## YOUR GOAL
Your job is to report every line of the entries that has "value".

[Stored entries]
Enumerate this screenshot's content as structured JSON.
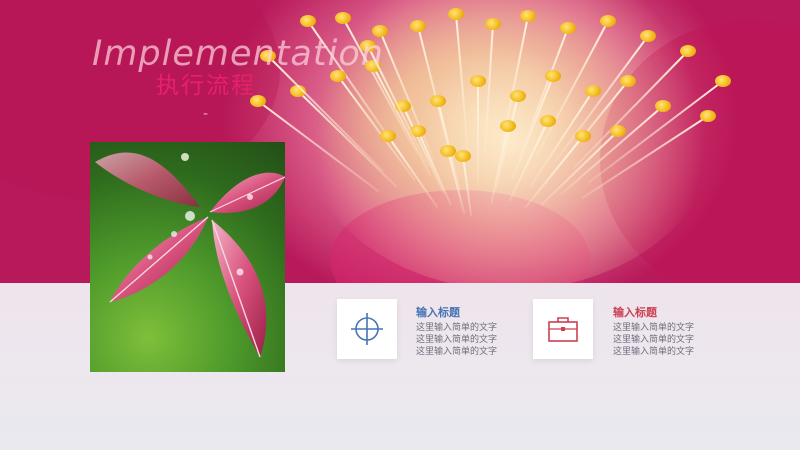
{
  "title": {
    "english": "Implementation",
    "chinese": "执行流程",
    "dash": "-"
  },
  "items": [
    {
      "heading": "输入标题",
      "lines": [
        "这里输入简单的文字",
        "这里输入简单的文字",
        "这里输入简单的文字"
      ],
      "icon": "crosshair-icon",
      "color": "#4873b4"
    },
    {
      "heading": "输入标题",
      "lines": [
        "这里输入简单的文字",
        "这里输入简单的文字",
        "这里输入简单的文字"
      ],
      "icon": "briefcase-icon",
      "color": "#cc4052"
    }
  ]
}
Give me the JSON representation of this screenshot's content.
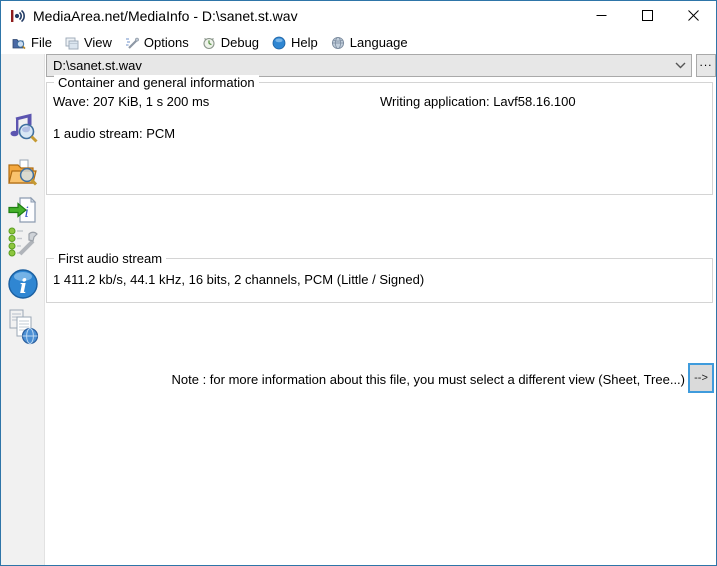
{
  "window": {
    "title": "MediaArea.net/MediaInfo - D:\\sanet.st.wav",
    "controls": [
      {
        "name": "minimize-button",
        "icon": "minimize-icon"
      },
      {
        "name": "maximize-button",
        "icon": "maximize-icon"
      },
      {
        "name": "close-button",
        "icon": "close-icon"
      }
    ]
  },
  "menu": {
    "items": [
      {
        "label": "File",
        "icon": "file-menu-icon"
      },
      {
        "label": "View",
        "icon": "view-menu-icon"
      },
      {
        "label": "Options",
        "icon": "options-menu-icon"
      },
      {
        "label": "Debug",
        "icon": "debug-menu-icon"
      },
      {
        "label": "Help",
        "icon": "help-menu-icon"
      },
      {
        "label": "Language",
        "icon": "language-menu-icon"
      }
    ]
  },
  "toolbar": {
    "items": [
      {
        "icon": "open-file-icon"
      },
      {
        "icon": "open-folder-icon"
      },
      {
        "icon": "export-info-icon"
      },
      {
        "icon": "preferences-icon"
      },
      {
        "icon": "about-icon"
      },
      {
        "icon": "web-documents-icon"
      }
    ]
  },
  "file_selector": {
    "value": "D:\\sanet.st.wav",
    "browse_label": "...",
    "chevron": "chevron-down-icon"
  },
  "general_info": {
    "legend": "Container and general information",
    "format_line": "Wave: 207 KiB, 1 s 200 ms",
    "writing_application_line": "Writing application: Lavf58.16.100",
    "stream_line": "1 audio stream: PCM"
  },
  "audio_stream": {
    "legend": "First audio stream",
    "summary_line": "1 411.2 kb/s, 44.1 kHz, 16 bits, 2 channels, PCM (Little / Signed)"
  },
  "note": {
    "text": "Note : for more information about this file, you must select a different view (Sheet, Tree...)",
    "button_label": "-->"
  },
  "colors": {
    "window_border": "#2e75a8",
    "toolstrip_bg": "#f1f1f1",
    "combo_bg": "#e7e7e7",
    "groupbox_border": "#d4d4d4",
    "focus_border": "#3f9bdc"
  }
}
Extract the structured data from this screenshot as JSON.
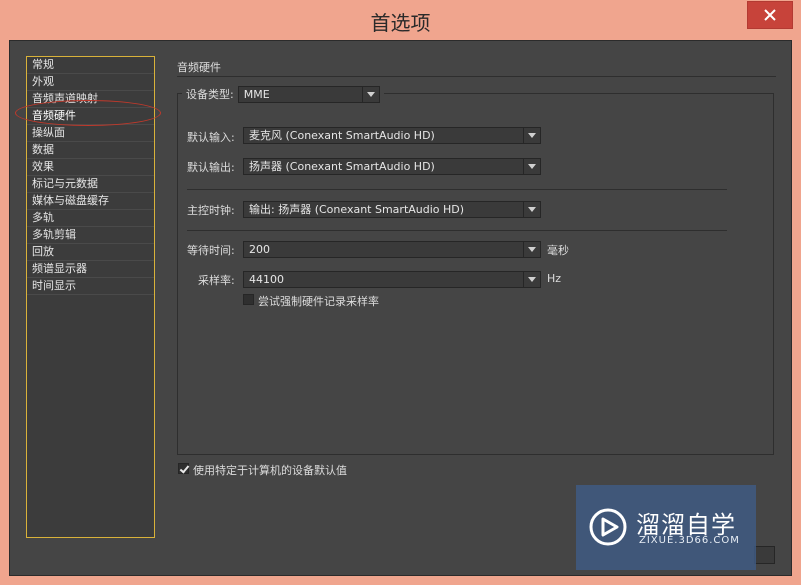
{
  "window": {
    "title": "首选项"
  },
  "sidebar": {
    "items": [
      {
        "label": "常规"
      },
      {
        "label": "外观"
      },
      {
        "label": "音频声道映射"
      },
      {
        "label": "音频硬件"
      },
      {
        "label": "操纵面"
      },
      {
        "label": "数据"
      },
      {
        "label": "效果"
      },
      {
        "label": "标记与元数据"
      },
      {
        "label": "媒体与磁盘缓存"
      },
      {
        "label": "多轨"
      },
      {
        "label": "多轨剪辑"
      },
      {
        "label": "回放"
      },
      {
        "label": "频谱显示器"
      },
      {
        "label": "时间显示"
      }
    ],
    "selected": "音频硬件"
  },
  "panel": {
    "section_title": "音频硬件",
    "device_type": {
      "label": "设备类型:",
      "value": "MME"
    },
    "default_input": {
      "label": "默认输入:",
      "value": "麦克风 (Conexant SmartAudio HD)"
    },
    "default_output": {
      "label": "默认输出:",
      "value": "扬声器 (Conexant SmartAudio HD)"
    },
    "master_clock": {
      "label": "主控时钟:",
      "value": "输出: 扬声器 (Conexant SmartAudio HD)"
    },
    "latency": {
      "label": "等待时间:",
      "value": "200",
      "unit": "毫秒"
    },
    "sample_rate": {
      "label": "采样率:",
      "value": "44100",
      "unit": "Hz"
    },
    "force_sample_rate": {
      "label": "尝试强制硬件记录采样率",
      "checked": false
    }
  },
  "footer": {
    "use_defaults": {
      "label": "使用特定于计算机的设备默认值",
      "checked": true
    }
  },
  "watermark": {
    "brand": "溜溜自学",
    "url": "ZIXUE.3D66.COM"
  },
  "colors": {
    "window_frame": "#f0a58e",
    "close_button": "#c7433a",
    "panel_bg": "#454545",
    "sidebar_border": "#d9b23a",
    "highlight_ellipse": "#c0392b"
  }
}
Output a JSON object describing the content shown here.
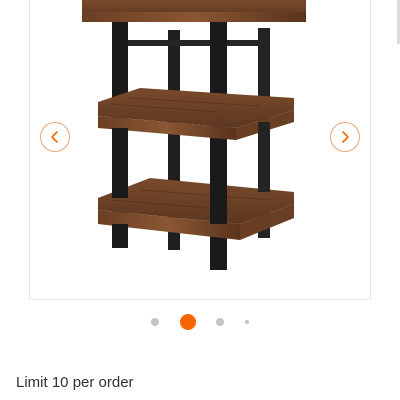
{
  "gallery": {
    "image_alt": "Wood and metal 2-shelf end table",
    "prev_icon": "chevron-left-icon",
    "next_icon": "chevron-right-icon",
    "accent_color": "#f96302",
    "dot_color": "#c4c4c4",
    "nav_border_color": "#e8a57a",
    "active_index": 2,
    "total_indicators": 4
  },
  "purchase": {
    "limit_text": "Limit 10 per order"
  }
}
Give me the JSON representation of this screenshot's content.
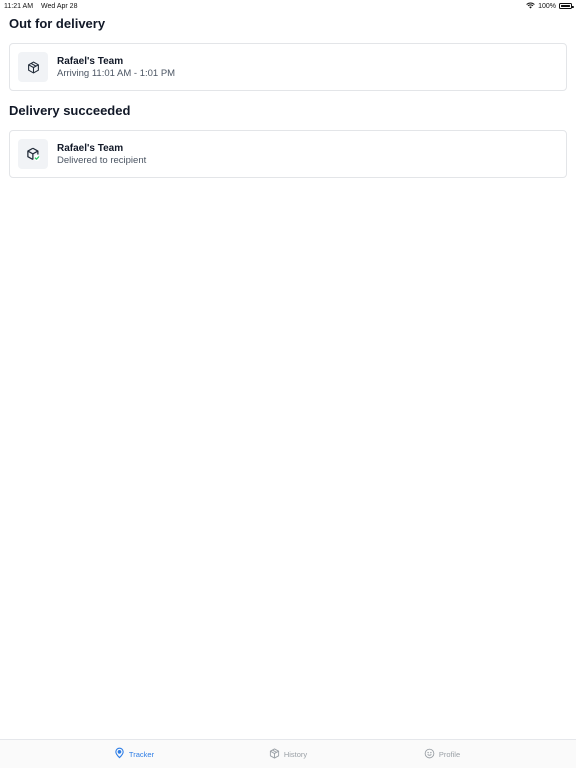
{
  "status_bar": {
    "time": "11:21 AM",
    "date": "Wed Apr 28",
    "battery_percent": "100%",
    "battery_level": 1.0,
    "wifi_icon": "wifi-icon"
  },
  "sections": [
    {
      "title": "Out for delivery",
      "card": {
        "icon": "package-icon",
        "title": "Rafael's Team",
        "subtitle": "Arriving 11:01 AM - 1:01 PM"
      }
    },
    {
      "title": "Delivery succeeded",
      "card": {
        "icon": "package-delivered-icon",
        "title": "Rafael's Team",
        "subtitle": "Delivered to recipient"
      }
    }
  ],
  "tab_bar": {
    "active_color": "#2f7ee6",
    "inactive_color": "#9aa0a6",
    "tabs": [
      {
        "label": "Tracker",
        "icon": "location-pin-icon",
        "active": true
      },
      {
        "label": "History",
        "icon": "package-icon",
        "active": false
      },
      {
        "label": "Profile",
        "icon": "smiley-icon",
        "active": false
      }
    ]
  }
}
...
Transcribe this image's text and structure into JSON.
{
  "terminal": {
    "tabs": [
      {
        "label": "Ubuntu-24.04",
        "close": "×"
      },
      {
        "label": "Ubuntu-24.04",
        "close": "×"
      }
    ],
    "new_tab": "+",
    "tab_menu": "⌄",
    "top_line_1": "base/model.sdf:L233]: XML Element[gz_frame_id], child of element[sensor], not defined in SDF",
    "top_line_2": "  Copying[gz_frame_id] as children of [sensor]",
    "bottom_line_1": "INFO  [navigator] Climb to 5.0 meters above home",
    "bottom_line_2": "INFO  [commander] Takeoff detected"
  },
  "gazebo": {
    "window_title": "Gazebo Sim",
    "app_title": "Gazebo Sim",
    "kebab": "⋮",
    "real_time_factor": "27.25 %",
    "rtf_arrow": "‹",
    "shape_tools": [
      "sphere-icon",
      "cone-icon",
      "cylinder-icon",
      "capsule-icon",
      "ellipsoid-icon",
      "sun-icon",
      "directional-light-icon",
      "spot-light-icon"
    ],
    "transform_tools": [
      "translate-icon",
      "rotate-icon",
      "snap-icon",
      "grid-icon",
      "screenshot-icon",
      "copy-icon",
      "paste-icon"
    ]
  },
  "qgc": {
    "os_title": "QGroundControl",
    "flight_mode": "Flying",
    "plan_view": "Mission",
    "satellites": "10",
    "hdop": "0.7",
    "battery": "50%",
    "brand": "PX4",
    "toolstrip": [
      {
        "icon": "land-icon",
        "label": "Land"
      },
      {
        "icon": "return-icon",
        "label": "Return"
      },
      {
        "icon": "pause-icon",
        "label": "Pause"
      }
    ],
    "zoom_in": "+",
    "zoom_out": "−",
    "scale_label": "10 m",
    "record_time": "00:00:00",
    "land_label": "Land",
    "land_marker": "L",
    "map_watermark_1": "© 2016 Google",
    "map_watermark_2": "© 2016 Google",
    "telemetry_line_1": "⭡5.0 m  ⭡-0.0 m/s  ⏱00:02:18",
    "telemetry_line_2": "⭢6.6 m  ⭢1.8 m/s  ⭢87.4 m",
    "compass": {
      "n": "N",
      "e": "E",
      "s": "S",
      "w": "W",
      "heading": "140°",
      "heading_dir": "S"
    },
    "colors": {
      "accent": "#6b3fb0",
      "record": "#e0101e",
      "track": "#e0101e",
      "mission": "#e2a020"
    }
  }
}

## ANSWER BOX
    "value": "D:\\sanet.st.wav",
      "value": "MME"
      "value": "麦克风 (Conexant SmartAudio HD)"
      "value": "扬声器 (Conexant SmartAudio HD)"
      "value": "输出: 扬声器 (Conexant SmartAudio HD)"
      "value": "200",
      "value": "44100",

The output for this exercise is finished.